__SUPPLIED DATA__.
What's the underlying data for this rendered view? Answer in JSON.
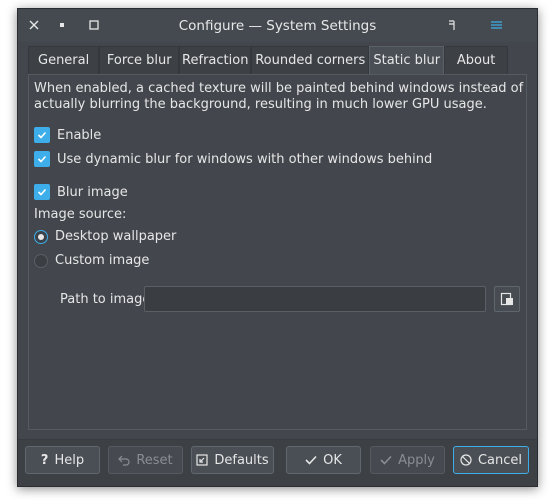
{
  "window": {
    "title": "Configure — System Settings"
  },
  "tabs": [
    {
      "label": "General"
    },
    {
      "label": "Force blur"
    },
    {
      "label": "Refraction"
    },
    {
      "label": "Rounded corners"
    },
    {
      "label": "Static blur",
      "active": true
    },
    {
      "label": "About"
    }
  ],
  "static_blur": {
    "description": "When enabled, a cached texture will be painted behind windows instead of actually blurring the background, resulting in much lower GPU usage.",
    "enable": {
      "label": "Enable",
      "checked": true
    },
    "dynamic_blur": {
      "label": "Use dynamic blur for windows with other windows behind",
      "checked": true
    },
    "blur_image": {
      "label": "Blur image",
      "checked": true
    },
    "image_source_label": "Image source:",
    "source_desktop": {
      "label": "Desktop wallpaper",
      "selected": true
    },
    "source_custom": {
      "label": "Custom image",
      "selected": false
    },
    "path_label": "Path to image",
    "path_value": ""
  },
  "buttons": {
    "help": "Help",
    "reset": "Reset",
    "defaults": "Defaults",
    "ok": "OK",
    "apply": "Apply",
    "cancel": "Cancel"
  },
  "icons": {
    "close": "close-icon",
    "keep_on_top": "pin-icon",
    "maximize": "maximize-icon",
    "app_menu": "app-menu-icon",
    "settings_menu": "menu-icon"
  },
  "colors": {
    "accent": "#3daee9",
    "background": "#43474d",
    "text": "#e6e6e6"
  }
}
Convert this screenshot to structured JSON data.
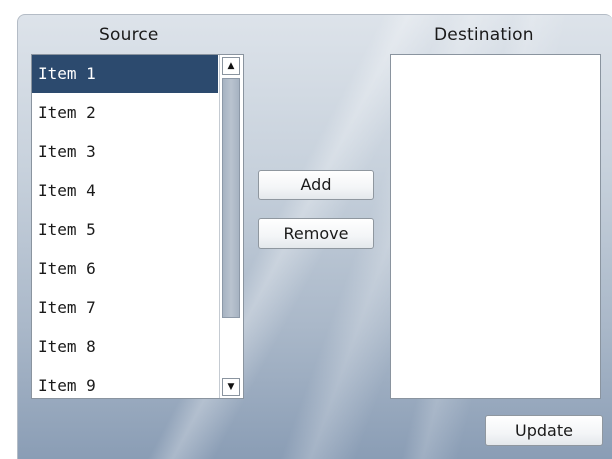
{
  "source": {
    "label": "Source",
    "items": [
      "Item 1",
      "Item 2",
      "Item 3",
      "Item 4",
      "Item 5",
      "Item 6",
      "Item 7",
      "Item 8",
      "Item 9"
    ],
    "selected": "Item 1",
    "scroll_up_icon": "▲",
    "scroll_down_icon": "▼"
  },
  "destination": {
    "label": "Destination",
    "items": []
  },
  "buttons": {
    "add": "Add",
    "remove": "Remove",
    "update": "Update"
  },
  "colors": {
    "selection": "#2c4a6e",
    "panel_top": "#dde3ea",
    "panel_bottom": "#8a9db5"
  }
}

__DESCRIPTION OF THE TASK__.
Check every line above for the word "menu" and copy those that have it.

__FINAL ANSWER__.
    "app_menu": "app-menu-icon",
    "settings_menu": "menu-icon"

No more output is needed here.